Thanks to this year’s GSoC, a lot of work has been done on nodewatcher v3 platform. It now has a better, modular monitoring agent that can run on OpenWrt-supported devices, with a new JSON-based output format that can be easily reused by other projects as well. The platform has been ported to the latest stable version of Django (1.6) together with all migrations and dependencies. Development environment setup now uses Docker and fig in order to make it very easy to dive into the code without having to battle with various dependencies.
The API for access to node configuration and monitoring data (registry API) has been much improved, with better, more usable querying capabilities and performance. During development we have discovered a bug with cascade deletions and polymorphic models in Django. Node configuration editor based on the registry API now supports references between form models that have not yet been saved — this functionality enables configuration of bridge interfaces which are now also supported by the firmware generator. I have implemented type support in the datastream library for long-term monitoring data storage with a new type for storing graphs as datapoints. This enables nodewatcher v3 to use datastream to store how the network topology evolves over time.
All the code is available on GitHub in several repositories:
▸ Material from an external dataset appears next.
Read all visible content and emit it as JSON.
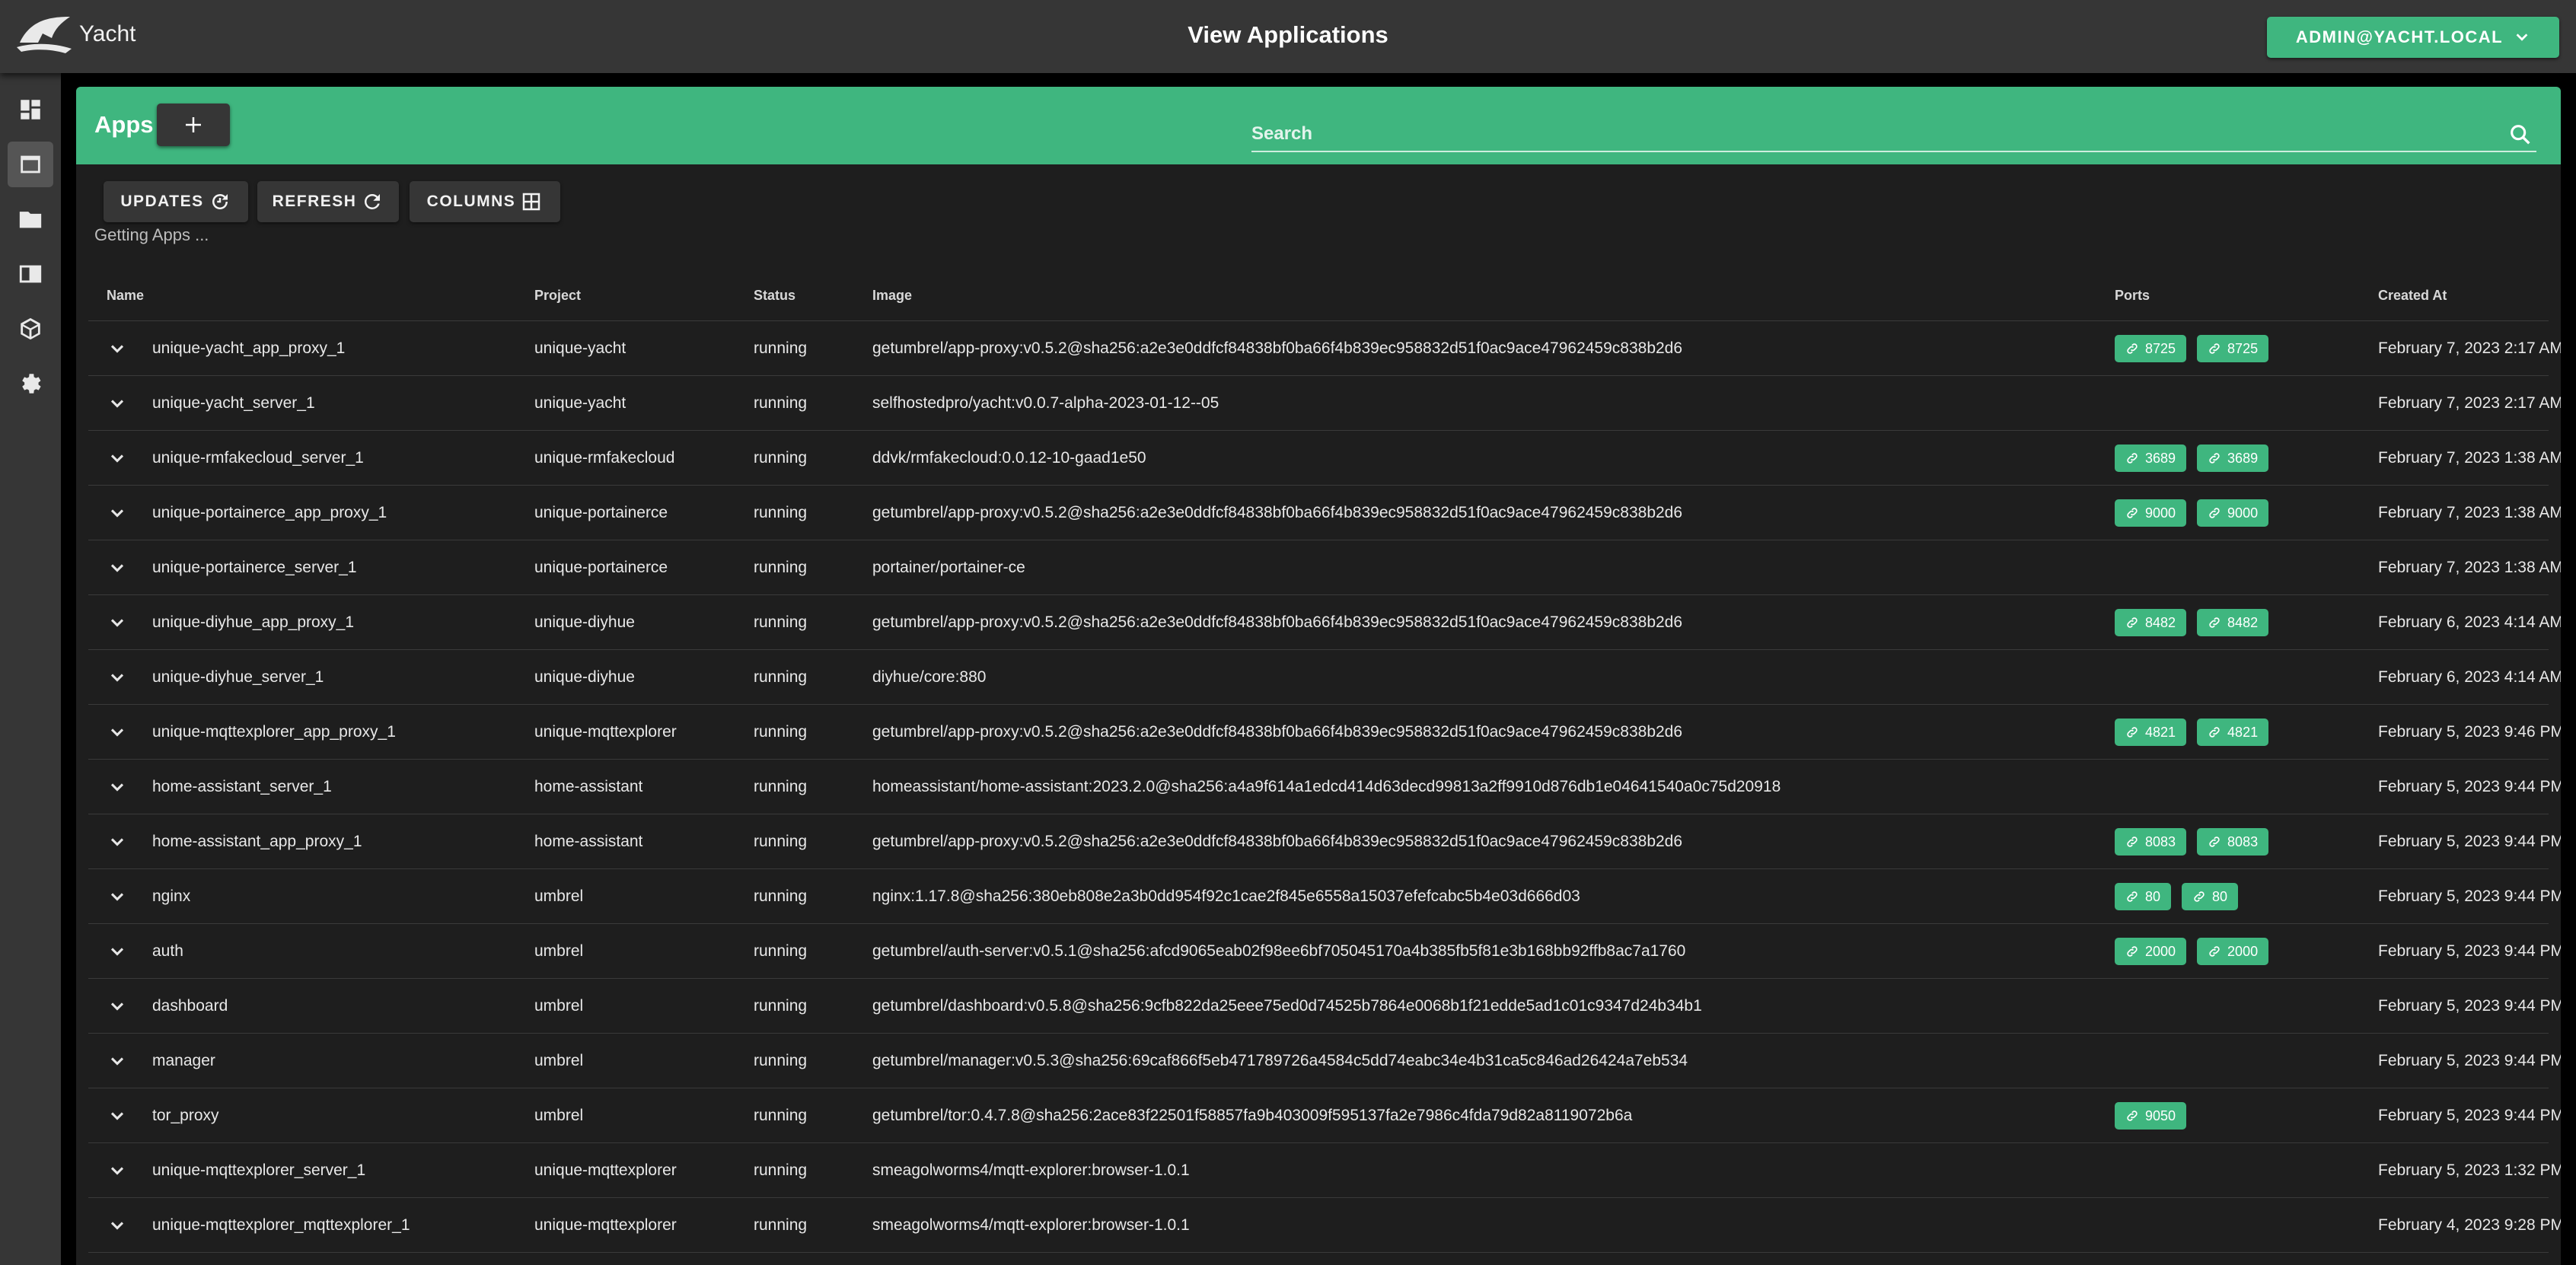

A quick update on what is happening regarding my GSoC project with bringing nodewatcher v3 platform closer to reality. Version 2 of nodewatcher used its own simple key-value format and a bunch of shell scripts to provide monitoring data. In order to bring this into the modern era where JSON and ubus are available as compact libraries on OpenWrt by default, I have in the last few days created a new modular OpenWrt monitoring agent that can run on nodes and periodically obtain data from various sources (directly from procfs, from uci, from netifd via ubus, from nl80211 netlink API via OpenWrt’s libiwinfo, etc.).
The daemon is implemented in C and different data sources are implemented as loadable shared object modules, enabling simple extensibility. Nodewatcher agent then provides all of the collected data in two ways: a) it can directly output data to a JSON file that can be served via HTTP; and b) it also provides an ubus object called nodewatcher.agent that exposes a get_data method, so other applications can obtain the same structured data as an ubus blobmsg. The nodewatcher monitoring agent could perhaps also be reused by the proposed Freifunk Monitoring and Administration Panel.
The nodewatcher-agent repository is hosted on GitHub with a README file providing a quick description of the used format, the ubus API and the currently implemented modules:
I have also packaged the agent for OpenWrt so it can be installed together with its various data source modules via opkg. The packages are available in the nodewatcher firmware package repository:
The agent and its packages should be considered alpha and the schema is still subject to change.
My GSoC work focues on the next version of nodewatcher, an open source (GNU AGPL licensed) network planning, deployment, monitoring and maintenance platform for community wireless networks. Its main idea is to automate as much as possible in building and operating a community wireless network. It encompasses functionalities sometimes named “node database”, “network dashboard”, “network map”, but also a web-based firmware image generator, which allows easy generation of customized firmware images for each node individually.
The previous version (v2) that is currently deployed by wlan slovenia has most of the functionality hardcoded for the use in our network. With version 3 we are making nodewatcher into a fully modular platform that can be reused and adapted by various community wireless mesh networks around the world and this GSoC project will bring us closer to making this a reality. Development can be tracked on GitHub (https://github.com/wlanslovenija/nodewatcher, branch development) and on wlan slovenia development Trac (https://dev.wlan-si.net).
About the author
My name is Jernej Kos, a computer science researcher, software developer and network engineer with over nine years of experience. I enjoy working on interesting projects, specifically with backend architecture and low-level details. I have experience with scalable web application development, development of software for embedded devices, routing protocol internals and security protocols. I am currently involved with open source projects, the most prominent being wlan slovenia, where I have developed a modular platform for network monitoring and provisioning, an efficient L2TPv3 based VPN solution that runs on OpenWrt-supported devices, a big data time series processing library and a simple system for multiprocess serial communication. My current research interests include secure, Sybil-tolerant and privacy-aware decentralized services and novel location-independent compact routing protocols. To this end I have developed Boost.ASIO C++ bindings for CuveCP and in the course of my PhD thesis am working on a secure and scalable location-independent compact routing protocol that can be used in mesh networks and/or for building decentralized social networks.